Problem to solve:
Could you please return each line of the data that has the word "Ctrl"?
------------------------------------------------
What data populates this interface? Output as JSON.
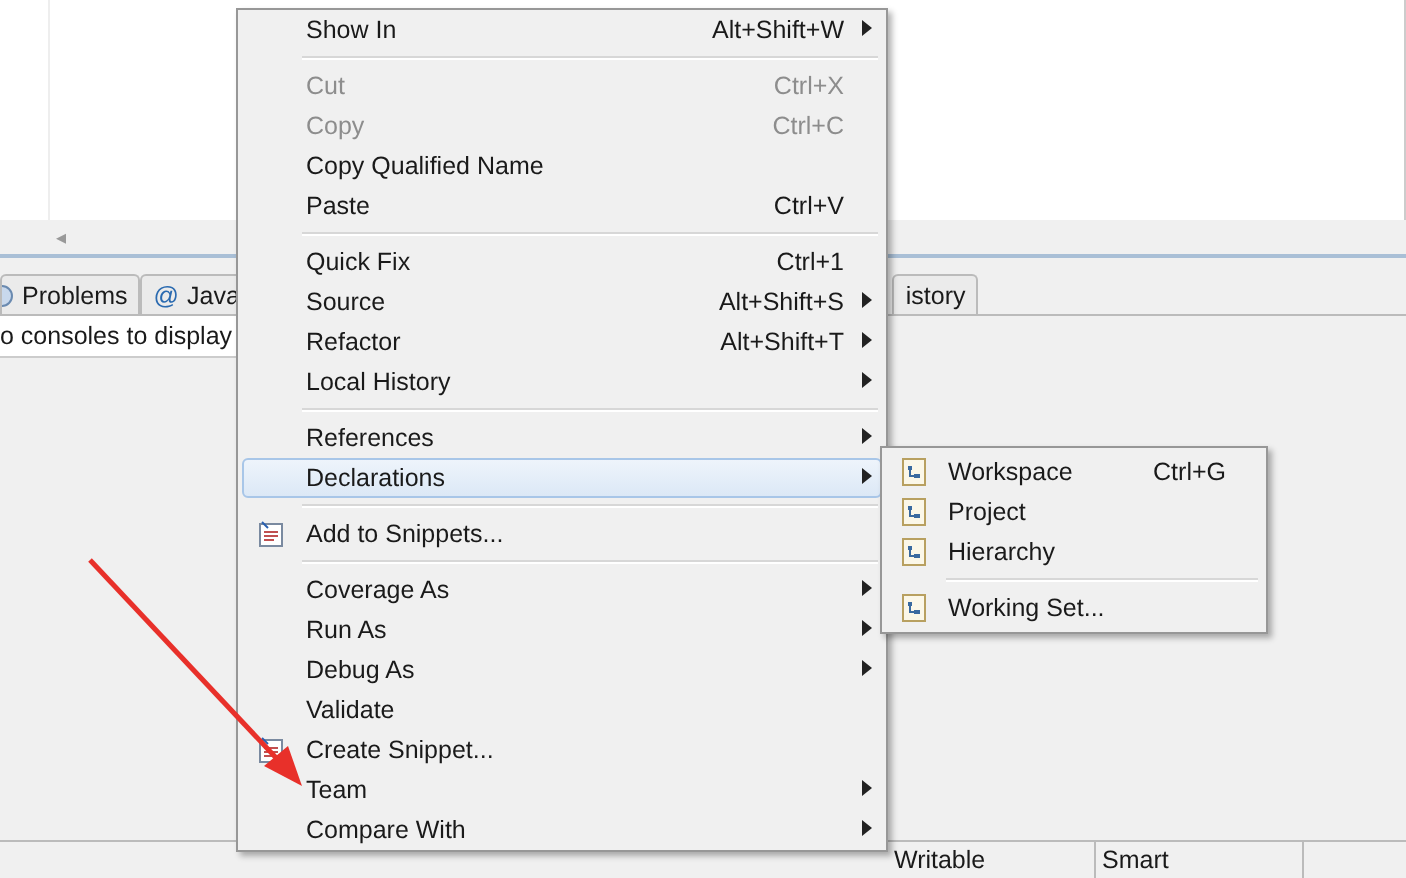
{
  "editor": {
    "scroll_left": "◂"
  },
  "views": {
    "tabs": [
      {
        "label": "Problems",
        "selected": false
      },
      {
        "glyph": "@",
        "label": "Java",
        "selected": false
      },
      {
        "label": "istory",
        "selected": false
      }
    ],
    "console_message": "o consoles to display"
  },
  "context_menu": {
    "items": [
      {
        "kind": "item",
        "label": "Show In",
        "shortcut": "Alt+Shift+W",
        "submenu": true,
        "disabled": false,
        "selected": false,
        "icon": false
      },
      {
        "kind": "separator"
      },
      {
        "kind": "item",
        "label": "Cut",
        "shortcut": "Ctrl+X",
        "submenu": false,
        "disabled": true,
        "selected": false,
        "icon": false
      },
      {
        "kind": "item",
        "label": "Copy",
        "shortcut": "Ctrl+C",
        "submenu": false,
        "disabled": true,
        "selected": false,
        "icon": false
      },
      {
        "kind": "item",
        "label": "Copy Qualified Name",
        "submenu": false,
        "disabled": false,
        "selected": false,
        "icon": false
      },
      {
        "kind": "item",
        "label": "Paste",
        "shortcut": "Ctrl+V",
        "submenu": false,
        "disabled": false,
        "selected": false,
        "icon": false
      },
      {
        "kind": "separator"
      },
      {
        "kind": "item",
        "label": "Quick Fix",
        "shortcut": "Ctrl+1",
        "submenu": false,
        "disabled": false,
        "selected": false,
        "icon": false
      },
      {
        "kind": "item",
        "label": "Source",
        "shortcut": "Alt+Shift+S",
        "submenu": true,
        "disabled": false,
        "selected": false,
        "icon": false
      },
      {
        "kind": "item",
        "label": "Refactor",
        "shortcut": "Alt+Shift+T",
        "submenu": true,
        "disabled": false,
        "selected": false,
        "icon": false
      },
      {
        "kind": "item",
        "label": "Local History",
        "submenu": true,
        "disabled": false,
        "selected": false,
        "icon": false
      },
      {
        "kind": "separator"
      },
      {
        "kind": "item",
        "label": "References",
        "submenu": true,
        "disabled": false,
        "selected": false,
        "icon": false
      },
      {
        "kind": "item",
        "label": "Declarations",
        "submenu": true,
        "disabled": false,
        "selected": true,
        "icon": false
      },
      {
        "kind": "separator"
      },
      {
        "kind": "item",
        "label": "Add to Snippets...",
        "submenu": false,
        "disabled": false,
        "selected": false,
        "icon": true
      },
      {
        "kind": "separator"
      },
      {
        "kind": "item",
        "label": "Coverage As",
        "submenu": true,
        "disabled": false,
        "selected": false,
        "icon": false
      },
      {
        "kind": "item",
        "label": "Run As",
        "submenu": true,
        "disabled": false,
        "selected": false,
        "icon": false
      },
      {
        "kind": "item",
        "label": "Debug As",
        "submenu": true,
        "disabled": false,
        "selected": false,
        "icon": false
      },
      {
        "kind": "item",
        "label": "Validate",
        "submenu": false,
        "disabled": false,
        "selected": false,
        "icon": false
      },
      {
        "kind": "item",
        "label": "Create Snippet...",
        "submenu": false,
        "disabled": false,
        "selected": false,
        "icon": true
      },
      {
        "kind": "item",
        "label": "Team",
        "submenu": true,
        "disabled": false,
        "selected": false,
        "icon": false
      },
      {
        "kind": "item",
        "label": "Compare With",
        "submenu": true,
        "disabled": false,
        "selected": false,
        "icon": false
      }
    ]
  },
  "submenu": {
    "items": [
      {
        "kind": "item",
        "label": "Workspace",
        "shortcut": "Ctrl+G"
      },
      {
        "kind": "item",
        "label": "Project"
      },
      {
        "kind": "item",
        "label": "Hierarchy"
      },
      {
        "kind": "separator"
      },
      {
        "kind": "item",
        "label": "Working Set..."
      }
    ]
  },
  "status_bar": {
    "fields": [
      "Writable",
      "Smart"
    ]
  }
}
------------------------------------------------
Solution for this task:
        "shortcut": "Ctrl+X",
        "shortcut": "Ctrl+C",
        "shortcut": "Ctrl+V",
        "shortcut": "Ctrl+1",
        "shortcut": "Ctrl+G"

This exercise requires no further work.